◆ **Aim of the exercise**: Every line below containing the word "Texture" should be found and copied.

[Entries from a dataset of interfaces]
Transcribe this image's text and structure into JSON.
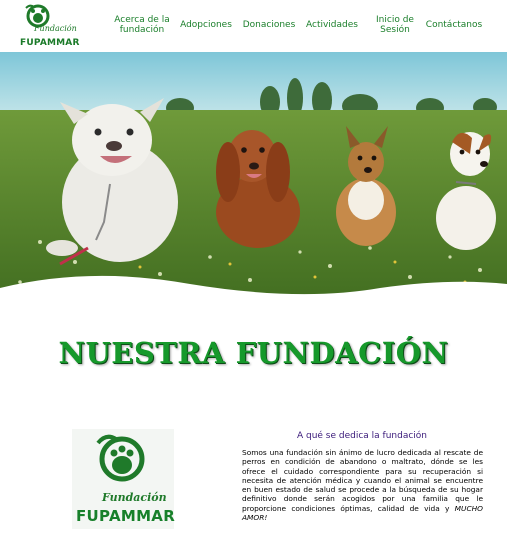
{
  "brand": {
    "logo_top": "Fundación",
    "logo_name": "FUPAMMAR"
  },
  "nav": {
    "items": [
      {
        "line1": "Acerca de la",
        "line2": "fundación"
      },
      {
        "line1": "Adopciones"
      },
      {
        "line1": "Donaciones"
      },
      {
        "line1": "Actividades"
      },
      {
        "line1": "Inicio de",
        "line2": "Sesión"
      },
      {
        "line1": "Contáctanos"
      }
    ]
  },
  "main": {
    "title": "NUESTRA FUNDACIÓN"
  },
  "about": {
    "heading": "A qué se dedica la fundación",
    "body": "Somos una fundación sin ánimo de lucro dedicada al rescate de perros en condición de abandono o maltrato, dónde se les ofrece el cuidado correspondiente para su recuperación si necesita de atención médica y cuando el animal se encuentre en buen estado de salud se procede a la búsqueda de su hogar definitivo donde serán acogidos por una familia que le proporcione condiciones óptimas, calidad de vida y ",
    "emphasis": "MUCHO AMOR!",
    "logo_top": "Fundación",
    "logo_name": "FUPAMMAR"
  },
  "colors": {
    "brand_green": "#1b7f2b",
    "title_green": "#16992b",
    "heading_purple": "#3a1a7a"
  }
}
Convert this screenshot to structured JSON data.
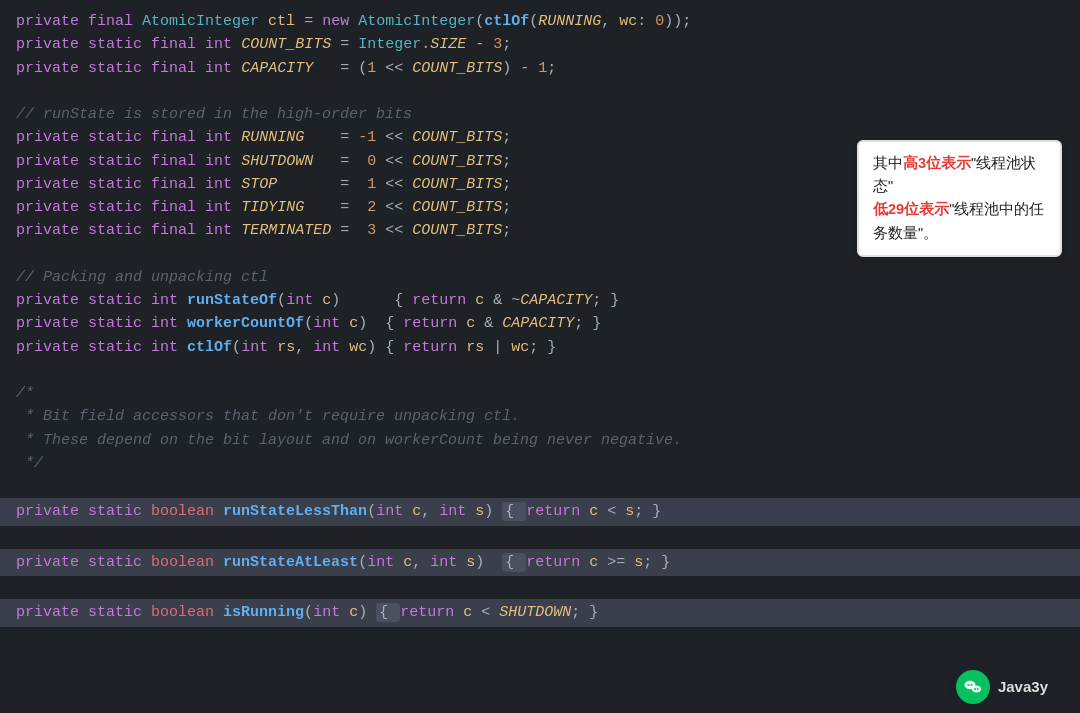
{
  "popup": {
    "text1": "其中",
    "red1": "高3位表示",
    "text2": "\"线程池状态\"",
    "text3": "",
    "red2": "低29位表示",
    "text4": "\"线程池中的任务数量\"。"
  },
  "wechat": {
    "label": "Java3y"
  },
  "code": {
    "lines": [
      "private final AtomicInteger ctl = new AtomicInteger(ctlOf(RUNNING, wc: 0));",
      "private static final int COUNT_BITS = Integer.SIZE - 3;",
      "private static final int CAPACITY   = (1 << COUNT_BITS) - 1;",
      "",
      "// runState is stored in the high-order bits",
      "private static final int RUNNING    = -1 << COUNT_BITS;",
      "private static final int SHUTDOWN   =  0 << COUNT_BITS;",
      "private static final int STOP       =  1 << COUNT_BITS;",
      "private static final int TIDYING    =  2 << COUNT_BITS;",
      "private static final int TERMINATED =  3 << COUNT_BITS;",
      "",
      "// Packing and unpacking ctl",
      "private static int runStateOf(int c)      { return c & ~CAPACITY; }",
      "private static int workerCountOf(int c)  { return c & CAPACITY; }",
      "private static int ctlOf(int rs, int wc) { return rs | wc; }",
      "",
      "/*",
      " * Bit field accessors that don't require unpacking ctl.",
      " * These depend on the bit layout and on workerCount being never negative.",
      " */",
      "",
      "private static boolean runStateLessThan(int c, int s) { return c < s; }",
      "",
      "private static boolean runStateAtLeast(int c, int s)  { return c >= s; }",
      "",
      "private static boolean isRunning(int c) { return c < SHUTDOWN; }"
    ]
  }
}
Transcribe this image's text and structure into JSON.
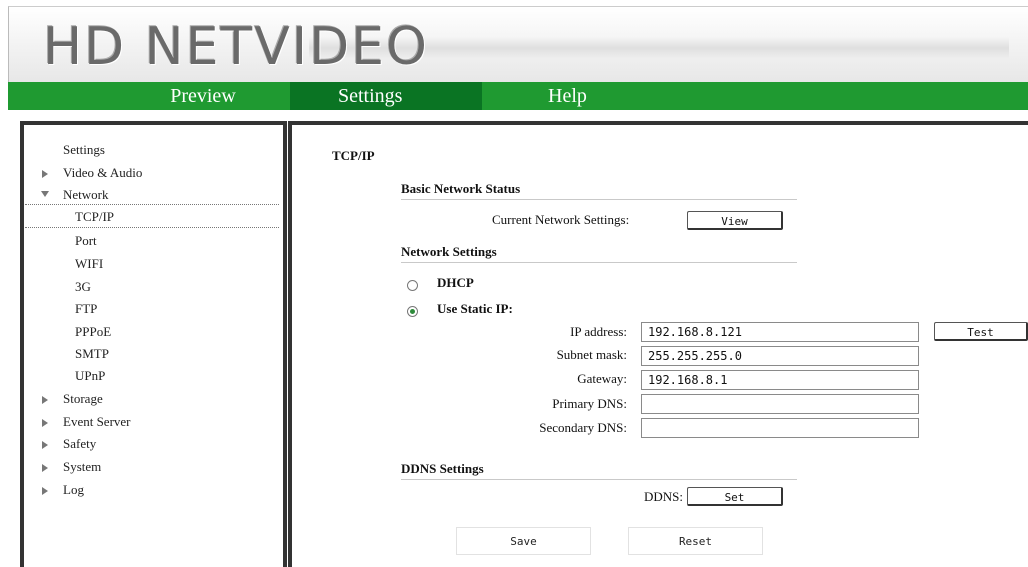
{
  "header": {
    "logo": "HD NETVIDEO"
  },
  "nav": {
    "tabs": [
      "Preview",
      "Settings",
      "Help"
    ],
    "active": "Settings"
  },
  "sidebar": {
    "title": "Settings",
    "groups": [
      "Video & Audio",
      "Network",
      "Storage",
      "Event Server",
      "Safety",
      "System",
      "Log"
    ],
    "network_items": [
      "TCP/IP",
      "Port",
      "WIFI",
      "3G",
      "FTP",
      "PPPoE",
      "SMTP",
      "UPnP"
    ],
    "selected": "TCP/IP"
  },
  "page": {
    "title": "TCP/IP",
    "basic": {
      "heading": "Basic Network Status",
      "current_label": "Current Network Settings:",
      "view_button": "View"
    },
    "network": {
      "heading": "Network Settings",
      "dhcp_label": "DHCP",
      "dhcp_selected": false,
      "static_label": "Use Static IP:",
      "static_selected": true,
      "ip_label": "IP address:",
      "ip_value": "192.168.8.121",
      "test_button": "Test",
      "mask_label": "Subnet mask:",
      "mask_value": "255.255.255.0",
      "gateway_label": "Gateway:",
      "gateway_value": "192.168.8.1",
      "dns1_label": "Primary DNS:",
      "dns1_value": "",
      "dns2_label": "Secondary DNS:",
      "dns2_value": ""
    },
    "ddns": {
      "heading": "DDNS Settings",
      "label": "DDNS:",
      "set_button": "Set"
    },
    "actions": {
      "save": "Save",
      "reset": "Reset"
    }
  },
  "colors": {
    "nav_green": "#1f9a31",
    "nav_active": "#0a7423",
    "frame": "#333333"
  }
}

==

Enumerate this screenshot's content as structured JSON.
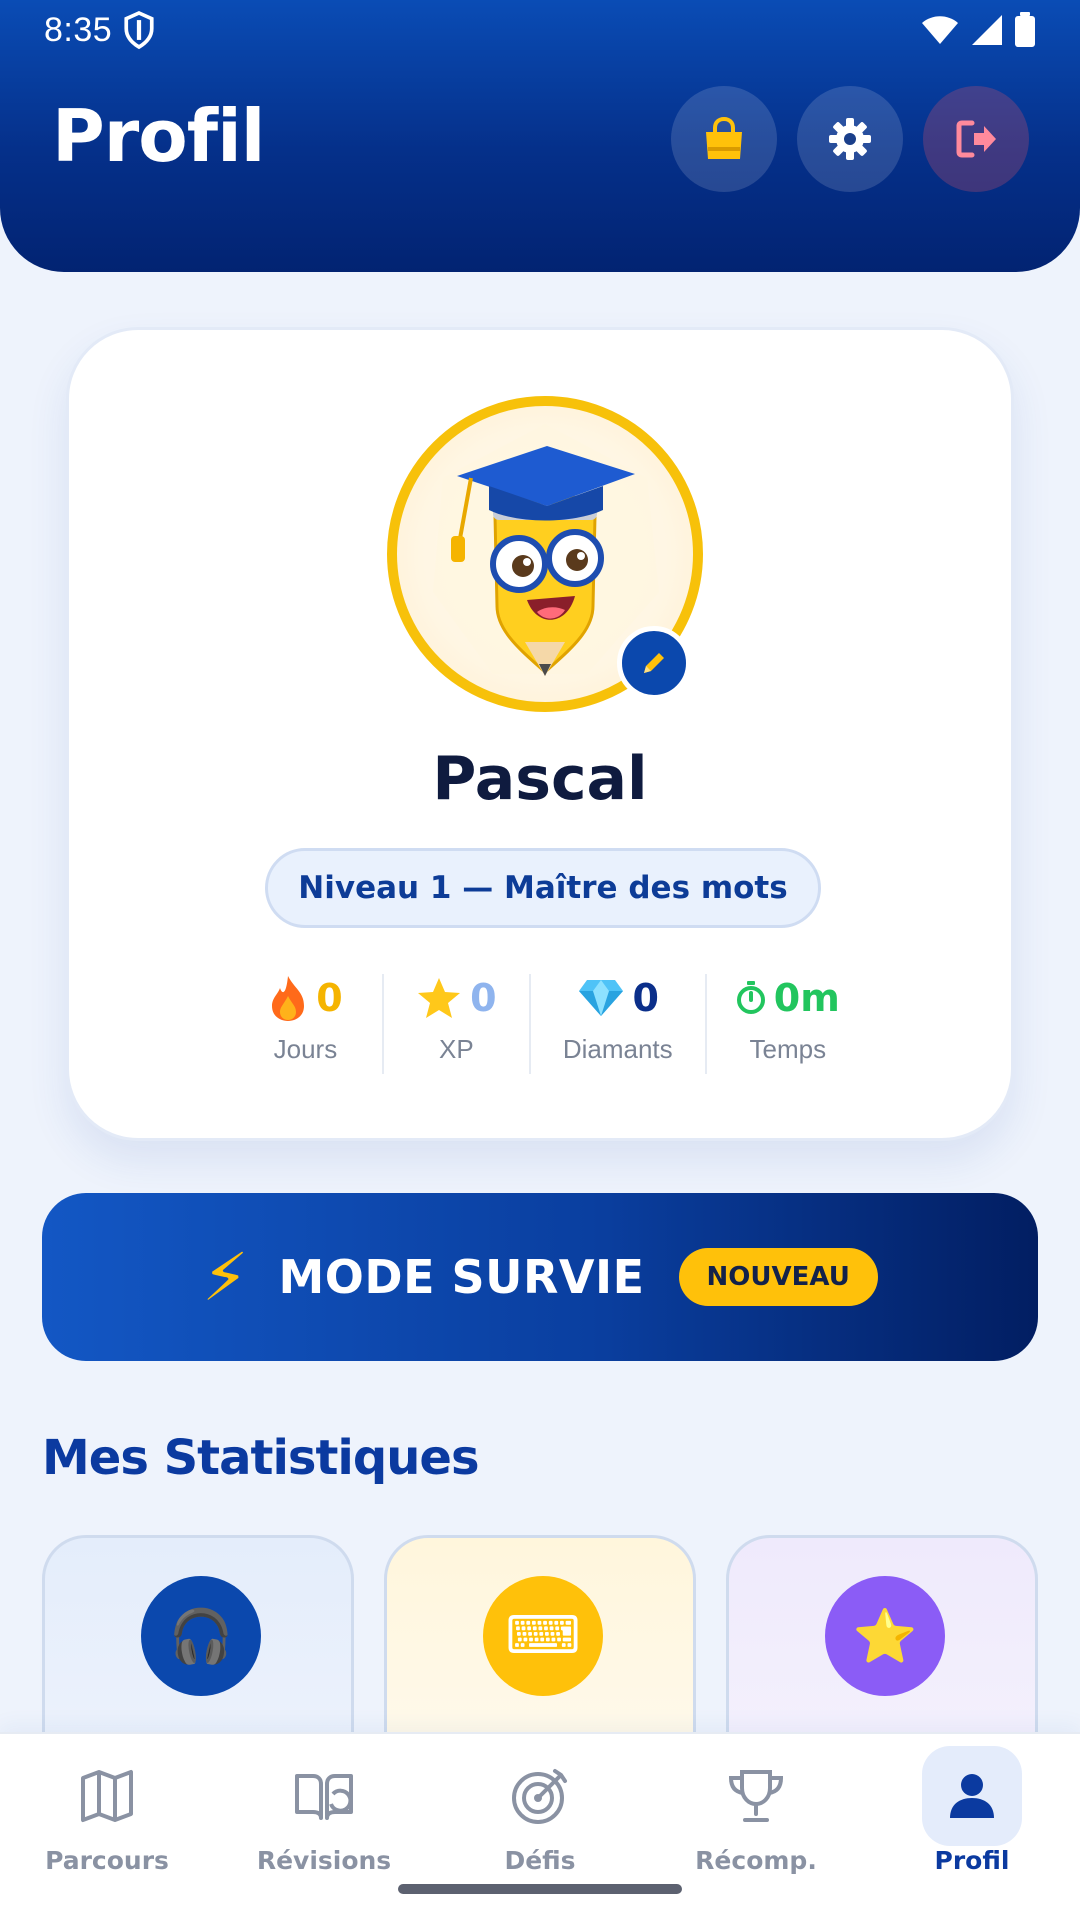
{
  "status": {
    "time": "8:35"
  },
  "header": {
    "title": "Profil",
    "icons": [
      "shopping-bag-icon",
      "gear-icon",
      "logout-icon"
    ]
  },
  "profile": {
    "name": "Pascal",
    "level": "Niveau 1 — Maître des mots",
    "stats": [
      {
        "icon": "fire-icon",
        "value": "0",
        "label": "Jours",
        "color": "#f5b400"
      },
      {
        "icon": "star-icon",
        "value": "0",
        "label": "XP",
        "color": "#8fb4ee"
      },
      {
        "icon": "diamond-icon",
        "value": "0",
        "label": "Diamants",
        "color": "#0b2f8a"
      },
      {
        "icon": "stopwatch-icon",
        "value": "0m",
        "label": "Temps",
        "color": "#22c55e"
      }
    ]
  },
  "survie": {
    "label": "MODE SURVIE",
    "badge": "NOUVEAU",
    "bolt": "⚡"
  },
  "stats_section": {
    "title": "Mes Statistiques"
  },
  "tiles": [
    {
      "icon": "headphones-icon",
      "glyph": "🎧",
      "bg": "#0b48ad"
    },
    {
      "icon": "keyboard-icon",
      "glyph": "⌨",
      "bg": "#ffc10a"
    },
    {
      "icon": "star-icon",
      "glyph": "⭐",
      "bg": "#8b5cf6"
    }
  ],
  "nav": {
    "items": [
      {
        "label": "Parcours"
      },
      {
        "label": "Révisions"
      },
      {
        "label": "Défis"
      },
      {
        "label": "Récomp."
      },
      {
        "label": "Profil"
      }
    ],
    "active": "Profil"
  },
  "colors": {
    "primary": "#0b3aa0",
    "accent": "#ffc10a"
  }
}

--

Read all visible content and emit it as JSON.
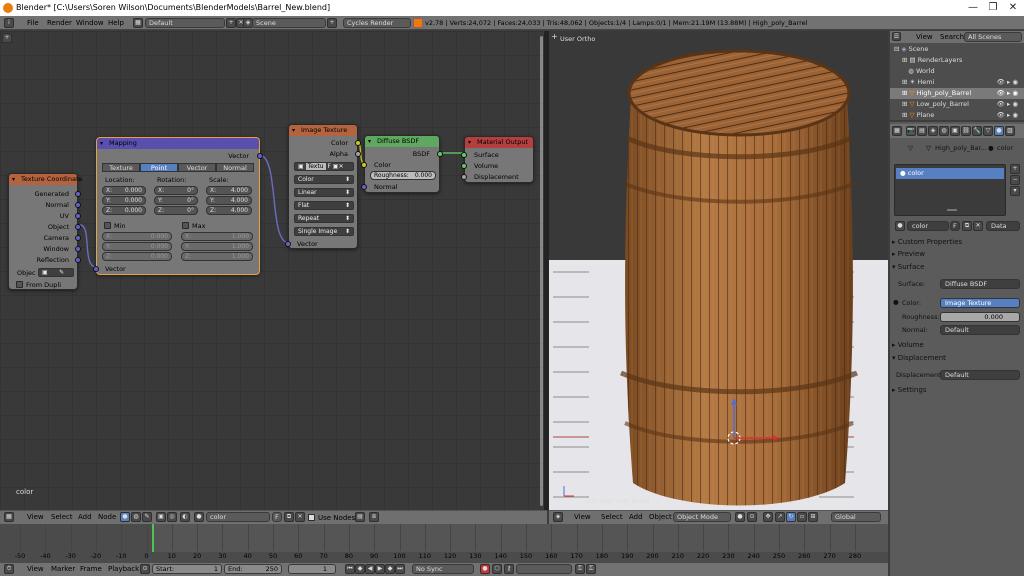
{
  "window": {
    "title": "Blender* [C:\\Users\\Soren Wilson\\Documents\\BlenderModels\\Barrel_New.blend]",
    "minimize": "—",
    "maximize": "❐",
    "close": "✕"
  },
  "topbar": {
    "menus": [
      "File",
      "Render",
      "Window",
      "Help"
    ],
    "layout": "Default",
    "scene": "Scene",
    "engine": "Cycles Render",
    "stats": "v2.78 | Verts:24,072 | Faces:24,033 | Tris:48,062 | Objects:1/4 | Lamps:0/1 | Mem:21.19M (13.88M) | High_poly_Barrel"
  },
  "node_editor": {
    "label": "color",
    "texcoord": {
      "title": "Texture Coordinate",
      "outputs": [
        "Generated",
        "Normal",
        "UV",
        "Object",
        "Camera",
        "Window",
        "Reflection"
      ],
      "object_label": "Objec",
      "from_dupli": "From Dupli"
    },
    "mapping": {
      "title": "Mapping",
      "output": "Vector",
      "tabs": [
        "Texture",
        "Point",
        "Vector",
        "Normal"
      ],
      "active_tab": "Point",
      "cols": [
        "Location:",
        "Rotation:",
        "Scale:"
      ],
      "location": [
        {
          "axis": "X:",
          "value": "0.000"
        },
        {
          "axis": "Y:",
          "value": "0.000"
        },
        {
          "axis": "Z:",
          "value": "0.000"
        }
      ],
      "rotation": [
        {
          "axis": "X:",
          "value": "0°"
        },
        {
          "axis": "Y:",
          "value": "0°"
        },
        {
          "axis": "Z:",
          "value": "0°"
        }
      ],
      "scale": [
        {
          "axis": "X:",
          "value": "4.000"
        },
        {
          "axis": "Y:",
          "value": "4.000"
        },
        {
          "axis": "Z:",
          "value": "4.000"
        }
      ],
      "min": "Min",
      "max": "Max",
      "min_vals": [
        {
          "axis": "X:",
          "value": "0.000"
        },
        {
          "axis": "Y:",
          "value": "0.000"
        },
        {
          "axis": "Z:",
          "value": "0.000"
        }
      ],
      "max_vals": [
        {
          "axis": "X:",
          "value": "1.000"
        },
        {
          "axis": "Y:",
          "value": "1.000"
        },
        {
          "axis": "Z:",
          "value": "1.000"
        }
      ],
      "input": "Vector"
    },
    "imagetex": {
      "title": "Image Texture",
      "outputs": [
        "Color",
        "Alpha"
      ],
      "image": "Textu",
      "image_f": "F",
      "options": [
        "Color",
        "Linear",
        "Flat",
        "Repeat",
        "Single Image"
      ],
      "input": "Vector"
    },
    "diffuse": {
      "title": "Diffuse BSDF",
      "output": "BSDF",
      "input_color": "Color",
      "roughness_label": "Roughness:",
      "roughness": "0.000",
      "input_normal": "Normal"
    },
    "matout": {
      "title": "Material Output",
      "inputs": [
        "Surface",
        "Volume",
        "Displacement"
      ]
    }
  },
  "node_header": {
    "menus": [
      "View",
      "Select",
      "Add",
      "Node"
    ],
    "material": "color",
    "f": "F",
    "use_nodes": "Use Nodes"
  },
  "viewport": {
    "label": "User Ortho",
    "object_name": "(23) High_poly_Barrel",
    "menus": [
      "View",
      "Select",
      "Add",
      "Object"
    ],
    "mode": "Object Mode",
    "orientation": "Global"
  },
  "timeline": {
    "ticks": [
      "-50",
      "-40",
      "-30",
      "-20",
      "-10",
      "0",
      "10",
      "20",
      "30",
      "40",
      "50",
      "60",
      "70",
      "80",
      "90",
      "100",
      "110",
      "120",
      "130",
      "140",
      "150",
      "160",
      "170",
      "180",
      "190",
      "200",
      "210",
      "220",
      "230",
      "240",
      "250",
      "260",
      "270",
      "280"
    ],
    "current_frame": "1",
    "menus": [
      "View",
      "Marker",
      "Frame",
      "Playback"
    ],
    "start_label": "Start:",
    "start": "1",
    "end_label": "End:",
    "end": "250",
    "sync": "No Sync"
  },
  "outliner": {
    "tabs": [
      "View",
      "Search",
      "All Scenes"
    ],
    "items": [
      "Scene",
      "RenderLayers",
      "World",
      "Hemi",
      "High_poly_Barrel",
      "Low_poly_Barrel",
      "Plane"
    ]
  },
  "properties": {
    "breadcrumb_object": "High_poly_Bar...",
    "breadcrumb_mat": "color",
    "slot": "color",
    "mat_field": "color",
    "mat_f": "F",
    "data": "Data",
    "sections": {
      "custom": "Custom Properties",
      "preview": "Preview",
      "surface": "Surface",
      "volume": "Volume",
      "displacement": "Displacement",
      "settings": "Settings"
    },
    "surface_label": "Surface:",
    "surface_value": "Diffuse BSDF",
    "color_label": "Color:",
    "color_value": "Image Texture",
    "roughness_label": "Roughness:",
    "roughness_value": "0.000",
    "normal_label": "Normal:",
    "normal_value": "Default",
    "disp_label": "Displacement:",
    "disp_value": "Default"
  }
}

◆ **Result below**:
      "title": "Texture Coordinate",
        "Texture",
      "title": "Image Texture",
    "color_value": "Image Texture",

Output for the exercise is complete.